● **Work to be completed**
Type out every entry again, character for character.
━━━━━ Data under study ━━━━━
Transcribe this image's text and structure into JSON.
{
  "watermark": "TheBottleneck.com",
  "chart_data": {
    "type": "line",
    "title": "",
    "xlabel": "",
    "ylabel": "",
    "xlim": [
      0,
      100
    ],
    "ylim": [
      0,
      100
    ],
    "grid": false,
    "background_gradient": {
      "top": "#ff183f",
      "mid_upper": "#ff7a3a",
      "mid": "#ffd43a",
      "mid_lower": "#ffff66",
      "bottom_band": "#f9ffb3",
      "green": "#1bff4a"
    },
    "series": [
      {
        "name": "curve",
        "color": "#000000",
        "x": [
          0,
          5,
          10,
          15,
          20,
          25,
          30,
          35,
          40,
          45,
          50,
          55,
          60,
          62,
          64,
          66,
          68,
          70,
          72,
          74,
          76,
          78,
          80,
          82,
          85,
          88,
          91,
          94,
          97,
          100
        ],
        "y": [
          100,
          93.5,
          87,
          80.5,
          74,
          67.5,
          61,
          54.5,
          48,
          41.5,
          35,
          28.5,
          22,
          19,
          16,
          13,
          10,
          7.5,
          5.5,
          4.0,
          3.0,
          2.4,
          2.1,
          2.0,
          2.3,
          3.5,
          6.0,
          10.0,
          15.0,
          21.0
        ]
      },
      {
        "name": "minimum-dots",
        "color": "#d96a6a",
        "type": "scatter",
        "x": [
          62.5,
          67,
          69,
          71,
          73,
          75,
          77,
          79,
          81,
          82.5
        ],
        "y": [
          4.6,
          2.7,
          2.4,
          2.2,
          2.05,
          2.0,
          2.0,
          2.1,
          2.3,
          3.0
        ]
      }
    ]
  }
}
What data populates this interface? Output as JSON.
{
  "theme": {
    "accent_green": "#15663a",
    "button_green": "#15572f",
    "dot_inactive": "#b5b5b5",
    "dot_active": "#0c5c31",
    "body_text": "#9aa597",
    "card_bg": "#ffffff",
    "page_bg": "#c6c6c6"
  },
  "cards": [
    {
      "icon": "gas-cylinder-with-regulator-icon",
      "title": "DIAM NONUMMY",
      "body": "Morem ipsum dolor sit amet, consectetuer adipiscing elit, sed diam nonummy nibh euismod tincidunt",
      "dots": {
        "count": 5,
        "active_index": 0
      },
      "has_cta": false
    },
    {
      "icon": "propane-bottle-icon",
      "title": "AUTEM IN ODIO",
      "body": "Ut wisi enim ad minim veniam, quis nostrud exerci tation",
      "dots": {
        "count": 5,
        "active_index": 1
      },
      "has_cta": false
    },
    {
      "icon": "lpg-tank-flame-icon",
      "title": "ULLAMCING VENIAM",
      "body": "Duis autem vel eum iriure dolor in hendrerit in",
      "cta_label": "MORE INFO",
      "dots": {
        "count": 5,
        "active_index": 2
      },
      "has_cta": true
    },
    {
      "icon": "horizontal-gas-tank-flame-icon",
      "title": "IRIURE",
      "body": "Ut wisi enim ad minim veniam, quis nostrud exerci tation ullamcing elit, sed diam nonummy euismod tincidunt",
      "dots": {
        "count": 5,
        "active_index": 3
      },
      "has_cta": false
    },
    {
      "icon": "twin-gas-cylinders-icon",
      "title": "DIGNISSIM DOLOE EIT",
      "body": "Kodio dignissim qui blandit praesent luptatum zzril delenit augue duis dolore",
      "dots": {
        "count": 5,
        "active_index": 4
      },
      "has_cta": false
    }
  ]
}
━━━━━
● **Output for this task**
Transcribe this image's text and structure into JSON.
{
  "watermark": "TheBottleneck.com",
  "chart_data": {
    "type": "line",
    "title": "",
    "xlabel": "",
    "ylabel": "",
    "xlim": [
      0,
      100
    ],
    "ylim": [
      0,
      100
    ],
    "grid": false,
    "background_gradient": {
      "top": "#ff183f",
      "mid_upper": "#ff7a3a",
      "mid": "#ffd43a",
      "mid_lower": "#ffff66",
      "bottom_band": "#f9ffb3",
      "green": "#1bff4a"
    },
    "series": [
      {
        "name": "curve",
        "color": "#000000",
        "x": [
          0,
          5,
          10,
          15,
          20,
          25,
          30,
          35,
          40,
          45,
          50,
          55,
          60,
          62,
          64,
          66,
          68,
          70,
          72,
          74,
          76,
          78,
          80,
          82,
          85,
          88,
          91,
          94,
          97,
          100
        ],
        "y": [
          100,
          93.5,
          87,
          80.5,
          74,
          67.5,
          61,
          54.5,
          48,
          41.5,
          35,
          28.5,
          22,
          19,
          16,
          13,
          10,
          7.5,
          5.5,
          4.0,
          3.0,
          2.4,
          2.1,
          2.0,
          2.3,
          3.5,
          6.0,
          10.0,
          15.0,
          21.0
        ]
      },
      {
        "name": "minimum-dots",
        "color": "#d96a6a",
        "type": "scatter",
        "x": [
          62.5,
          67,
          69,
          71,
          73,
          75,
          77,
          79,
          81,
          82.5
        ],
        "y": [
          4.6,
          2.7,
          2.4,
          2.2,
          2.05,
          2.0,
          2.0,
          2.1,
          2.3,
          3.0
        ]
      }
    ]
  }
}
What data populates this interface? Output as JSON.
{
  "theme": {
    "accent_green": "#15663a",
    "button_green": "#15572f",
    "dot_inactive": "#b5b5b5",
    "dot_active": "#0c5c31",
    "body_text": "#9aa597",
    "card_bg": "#ffffff",
    "page_bg": "#c6c6c6"
  },
  "cards": [
    {
      "icon": "gas-cylinder-with-regulator-icon",
      "title": "DIAM NONUMMY",
      "body": "Morem ipsum dolor sit amet, consectetuer adipiscing elit, sed diam nonummy nibh euismod tincidunt",
      "dots": {
        "count": 5,
        "active_index": 0
      },
      "has_cta": false
    },
    {
      "icon": "propane-bottle-icon",
      "title": "AUTEM IN ODIO",
      "body": "Ut wisi enim ad minim veniam, quis nostrud exerci tation",
      "dots": {
        "count": 5,
        "active_index": 1
      },
      "has_cta": false
    },
    {
      "icon": "lpg-tank-flame-icon",
      "title": "ULLAMCING VENIAM",
      "body": "Duis autem vel eum iriure dolor in hendrerit in",
      "cta_label": "MORE INFO",
      "dots": {
        "count": 5,
        "active_index": 2
      },
      "has_cta": true
    },
    {
      "icon": "horizontal-gas-tank-flame-icon",
      "title": "IRIURE",
      "body": "Ut wisi enim ad minim veniam, quis nostrud exerci tation ullamcing elit, sed diam nonummy euismod tincidunt",
      "dots": {
        "count": 5,
        "active_index": 3
      },
      "has_cta": false
    },
    {
      "icon": "twin-gas-cylinders-icon",
      "title": "DIGNISSIM DOLOE EIT",
      "body": "Kodio dignissim qui blandit praesent luptatum zzril delenit augue duis dolore",
      "dots": {
        "count": 5,
        "active_index": 4
      },
      "has_cta": false
    }
  ]
}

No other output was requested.